As regulators and growing public awareness have put the screws on some of the more well-known PFAS chemicals, other variants are marketed as safe and are rarely scrutinised. One such chemical is PTFE – an unregulated chemical in the PFAS family – which is used in a plethora of consumer products, giving materials that desired non-stick function.
The question is – is PTFE really as safe as manufacturers claim?
When you drive your car, hurl yourself down a ski slope or cook your dinner you have most likely come into contact with the chemical PTFE. You can find it in such diverse products as non-stick cookware, ski wax, car interiors and dental floss.
PTFE, or polytetrafluoroethylene (promise you don’t need to remember that), belongs to a subgroup of PFAS called fluorinated polymers, and PTFE is by far the most popular one in the group; it makes up approximately half the market.
One of the most familiar uses is in Teflon, but that’s just one of its applications. PTFE is a chemical substance that has unique properties that make it very popular in a wide range of products. It has excellent heat resistance, electrical insulation properties and is extremely water repellent. Its non-stick properties make it ideal for coatings on items such as baking trays and other kitchen utensils. You can also find it in membranes in outdoor jackets and other textiles.
As awareness around the problematic effects of PFAS chemicals has started to grow, the notion of PTFE as safe to use has persisted among its proponents, even though there is not much evidence for anything, really. There are still many unknowns when it comes to the effects of PTFE, as is often the case with chemicals.
“There are no regulations in place that require chemical producers to disclose PTFE production”
Unfortunately you can’t just consider the finished product – the frying pan in your hand.
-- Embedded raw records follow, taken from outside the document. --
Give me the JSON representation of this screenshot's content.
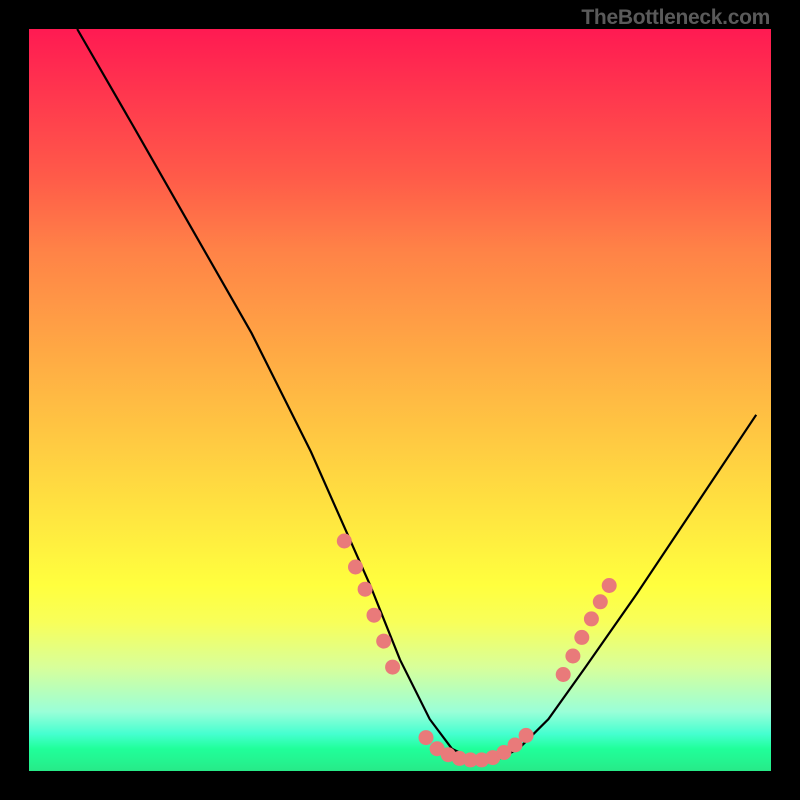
{
  "attribution": "TheBottleneck.com",
  "chart_data": {
    "type": "line",
    "title": "",
    "xlabel": "",
    "ylabel": "",
    "xlim": [
      0,
      100
    ],
    "ylim": [
      0,
      100
    ],
    "series": [
      {
        "name": "bottleneck-curve",
        "x": [
          6.5,
          14,
          22,
          30,
          38,
          42,
          46,
          50,
          54,
          57,
          60,
          63,
          66,
          70,
          75,
          82,
          90,
          98
        ],
        "y": [
          100,
          87,
          73,
          59,
          43,
          34,
          25,
          15,
          7,
          3,
          1.5,
          1.5,
          3,
          7,
          14,
          24,
          36,
          48
        ]
      }
    ],
    "markers": {
      "name": "highlight-dots",
      "color": "#e97a7a",
      "points": [
        {
          "x": 42.5,
          "y": 31
        },
        {
          "x": 44.0,
          "y": 27.5
        },
        {
          "x": 45.3,
          "y": 24.5
        },
        {
          "x": 46.5,
          "y": 21
        },
        {
          "x": 47.8,
          "y": 17.5
        },
        {
          "x": 49.0,
          "y": 14
        },
        {
          "x": 53.5,
          "y": 4.5
        },
        {
          "x": 55.0,
          "y": 3
        },
        {
          "x": 56.5,
          "y": 2.2
        },
        {
          "x": 58.0,
          "y": 1.7
        },
        {
          "x": 59.5,
          "y": 1.5
        },
        {
          "x": 61.0,
          "y": 1.5
        },
        {
          "x": 62.5,
          "y": 1.8
        },
        {
          "x": 64.0,
          "y": 2.5
        },
        {
          "x": 65.5,
          "y": 3.5
        },
        {
          "x": 67.0,
          "y": 4.8
        },
        {
          "x": 72.0,
          "y": 13
        },
        {
          "x": 73.3,
          "y": 15.5
        },
        {
          "x": 74.5,
          "y": 18
        },
        {
          "x": 75.8,
          "y": 20.5
        },
        {
          "x": 77.0,
          "y": 22.8
        },
        {
          "x": 78.2,
          "y": 25
        }
      ]
    }
  }
}
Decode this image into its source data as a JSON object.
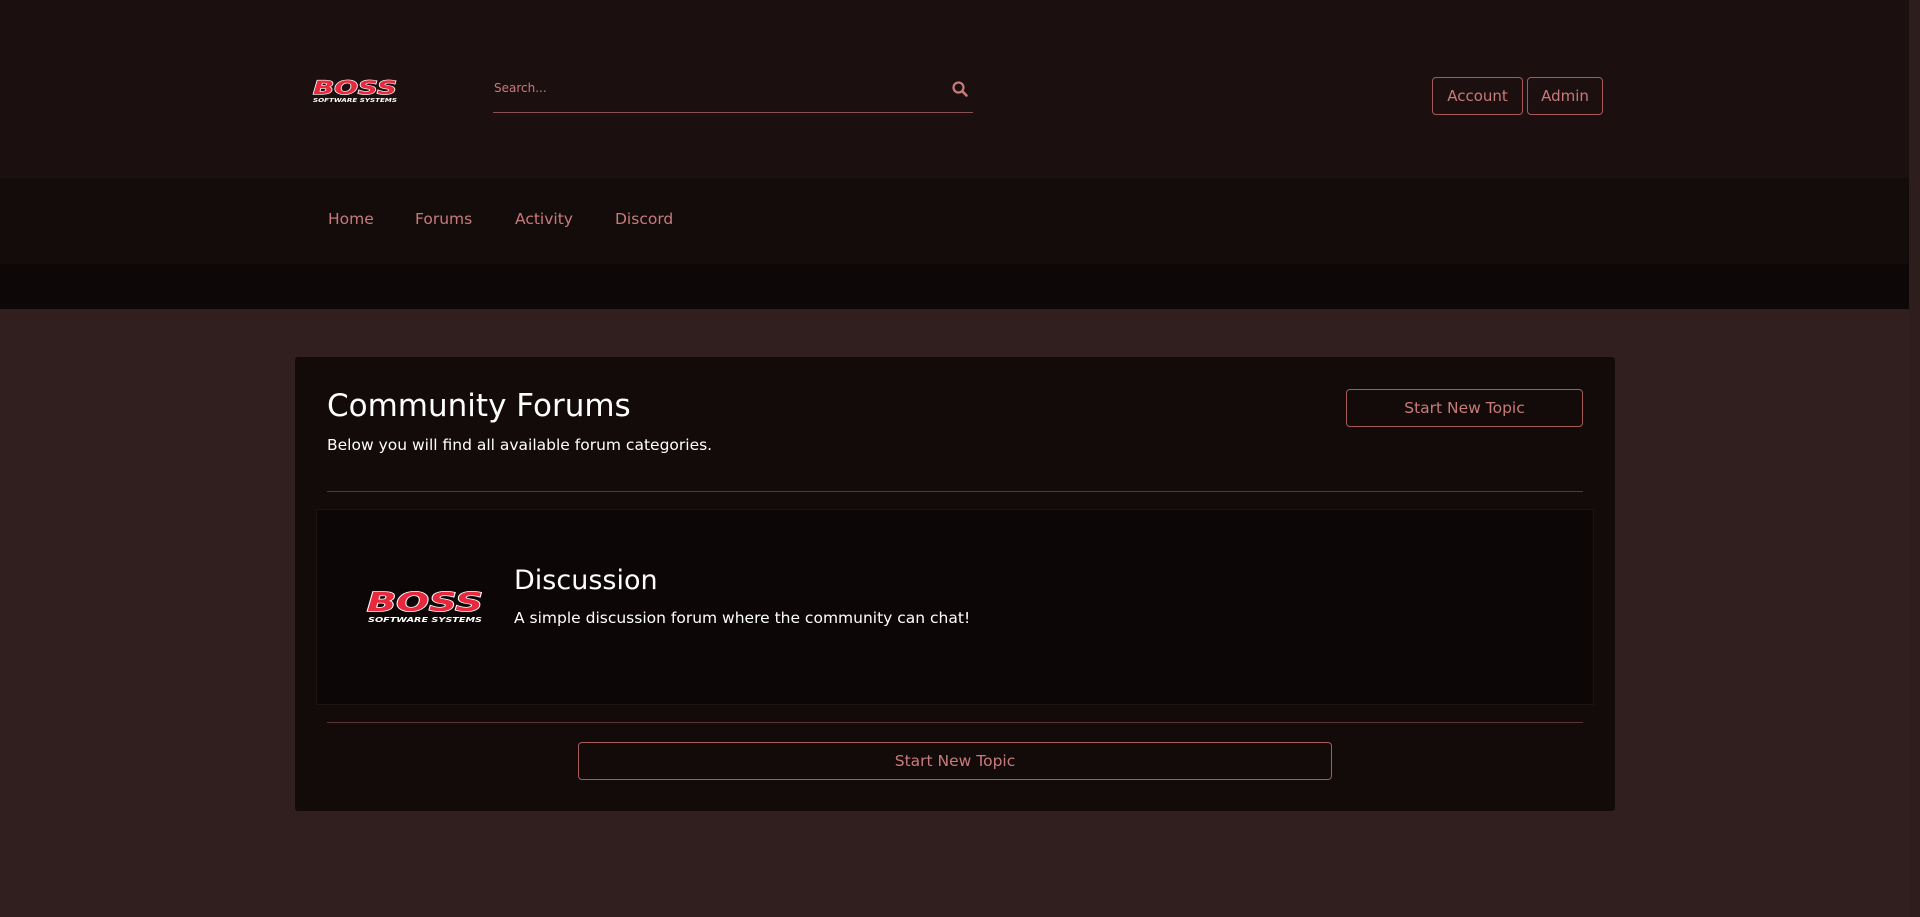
{
  "site": {
    "logo_text": "BOSS",
    "logo_subtext": "SOFTWARE SYSTEMS"
  },
  "header": {
    "search_placeholder": "Search...",
    "search_icon": "search-icon",
    "account_label": "Account",
    "admin_label": "Admin"
  },
  "nav": {
    "items": [
      {
        "label": "Home"
      },
      {
        "label": "Forums"
      },
      {
        "label": "Activity"
      },
      {
        "label": "Discord"
      }
    ]
  },
  "main": {
    "title": "Community Forums",
    "subtitle": "Below you will find all available forum categories.",
    "start_topic_label": "Start New Topic",
    "categories": [
      {
        "name": "Discussion",
        "description": "A simple discussion forum where the community can chat!"
      }
    ],
    "start_topic_bottom_label": "Start New Topic"
  },
  "colors": {
    "accent": "#c87b7b",
    "border": "#a85a5a",
    "page_bg": "#311f20",
    "header_bg": "#1b0f0f",
    "nav_bg": "#140b0b",
    "panel_bg": "#130a0a",
    "logo_red": "#e8283c"
  }
}
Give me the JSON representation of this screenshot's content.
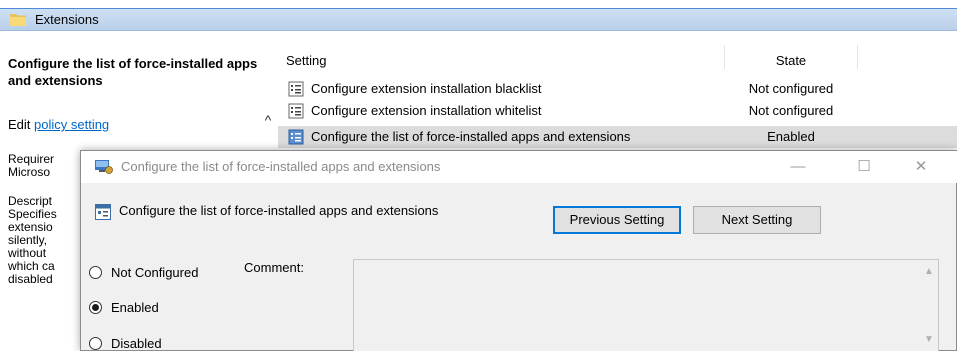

You have to look beyond this “use phase”, before the PTFE was applied to the product. The thing is that a chemical has two more such phases in its life: the production and the waste phase. When you bring these additional phases, and the available science, into the analysis, well, then PTFE, you’re not looking so great there, buddy.
Chemsec, 10 February 2022